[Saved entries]
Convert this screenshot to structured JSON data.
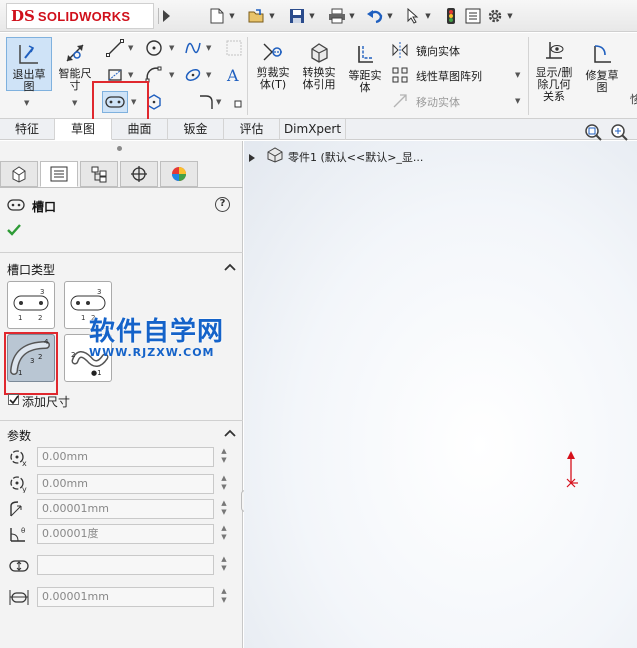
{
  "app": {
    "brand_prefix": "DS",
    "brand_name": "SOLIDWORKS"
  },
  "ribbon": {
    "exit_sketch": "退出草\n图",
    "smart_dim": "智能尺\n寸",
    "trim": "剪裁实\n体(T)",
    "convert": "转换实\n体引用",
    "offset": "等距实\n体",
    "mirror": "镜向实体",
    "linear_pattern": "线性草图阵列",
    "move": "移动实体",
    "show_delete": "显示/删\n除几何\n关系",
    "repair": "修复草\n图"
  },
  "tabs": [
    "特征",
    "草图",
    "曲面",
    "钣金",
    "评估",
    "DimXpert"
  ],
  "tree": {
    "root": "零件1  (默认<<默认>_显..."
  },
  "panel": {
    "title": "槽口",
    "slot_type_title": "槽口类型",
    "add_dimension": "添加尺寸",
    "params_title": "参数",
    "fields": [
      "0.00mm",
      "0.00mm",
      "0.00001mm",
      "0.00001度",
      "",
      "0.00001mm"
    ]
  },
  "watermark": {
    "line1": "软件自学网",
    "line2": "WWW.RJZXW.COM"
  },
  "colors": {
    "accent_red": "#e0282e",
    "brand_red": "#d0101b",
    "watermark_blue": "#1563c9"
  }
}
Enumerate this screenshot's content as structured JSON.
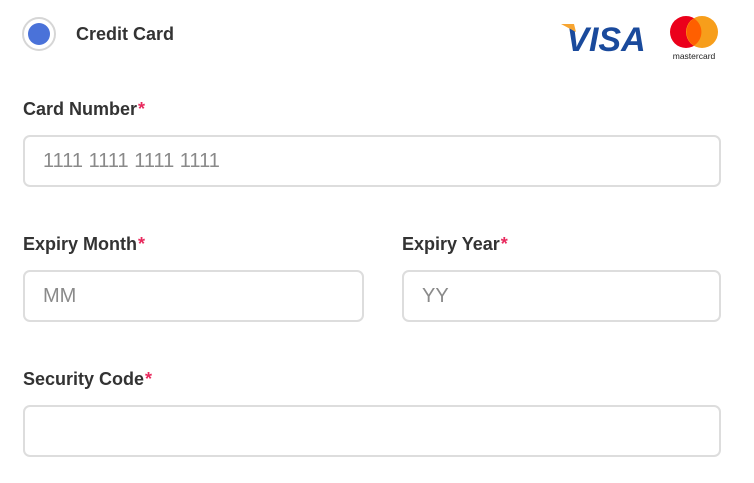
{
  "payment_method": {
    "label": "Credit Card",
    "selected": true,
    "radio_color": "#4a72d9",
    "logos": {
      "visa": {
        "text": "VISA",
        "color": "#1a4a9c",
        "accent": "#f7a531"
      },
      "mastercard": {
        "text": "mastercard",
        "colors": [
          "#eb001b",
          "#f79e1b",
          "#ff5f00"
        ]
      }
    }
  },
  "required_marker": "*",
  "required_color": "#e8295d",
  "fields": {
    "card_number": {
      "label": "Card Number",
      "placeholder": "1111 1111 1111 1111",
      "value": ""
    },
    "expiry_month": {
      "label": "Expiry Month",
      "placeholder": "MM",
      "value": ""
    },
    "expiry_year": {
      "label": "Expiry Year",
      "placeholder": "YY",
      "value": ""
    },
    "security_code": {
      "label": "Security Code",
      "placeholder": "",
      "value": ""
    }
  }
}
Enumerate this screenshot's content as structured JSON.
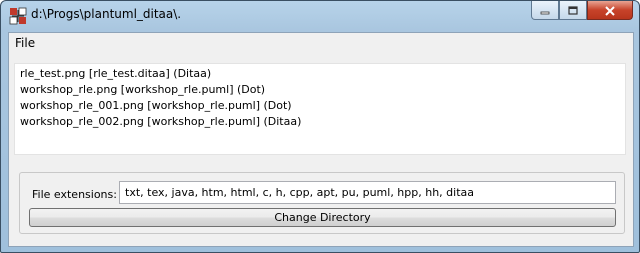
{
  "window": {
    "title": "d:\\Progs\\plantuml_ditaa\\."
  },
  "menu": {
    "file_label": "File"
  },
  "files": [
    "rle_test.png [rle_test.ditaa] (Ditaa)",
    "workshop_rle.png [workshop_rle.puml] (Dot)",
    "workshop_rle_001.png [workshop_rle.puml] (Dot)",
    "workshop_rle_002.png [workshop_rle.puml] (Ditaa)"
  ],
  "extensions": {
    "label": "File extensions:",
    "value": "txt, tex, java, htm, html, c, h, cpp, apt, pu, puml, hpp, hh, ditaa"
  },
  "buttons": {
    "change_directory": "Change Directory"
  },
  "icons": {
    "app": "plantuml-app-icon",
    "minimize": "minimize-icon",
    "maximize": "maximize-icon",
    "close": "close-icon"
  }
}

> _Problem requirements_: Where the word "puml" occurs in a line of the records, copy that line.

> _Exercise solution_:
    "workshop_rle.png [workshop_rle.puml] (Dot)",
    "workshop_rle_001.png [workshop_rle.puml] (Dot)",
    "workshop_rle_002.png [workshop_rle.puml] (Ditaa)"
    "value": "txt, tex, java, htm, html, c, h, cpp, apt, pu, puml, hpp, hh, ditaa"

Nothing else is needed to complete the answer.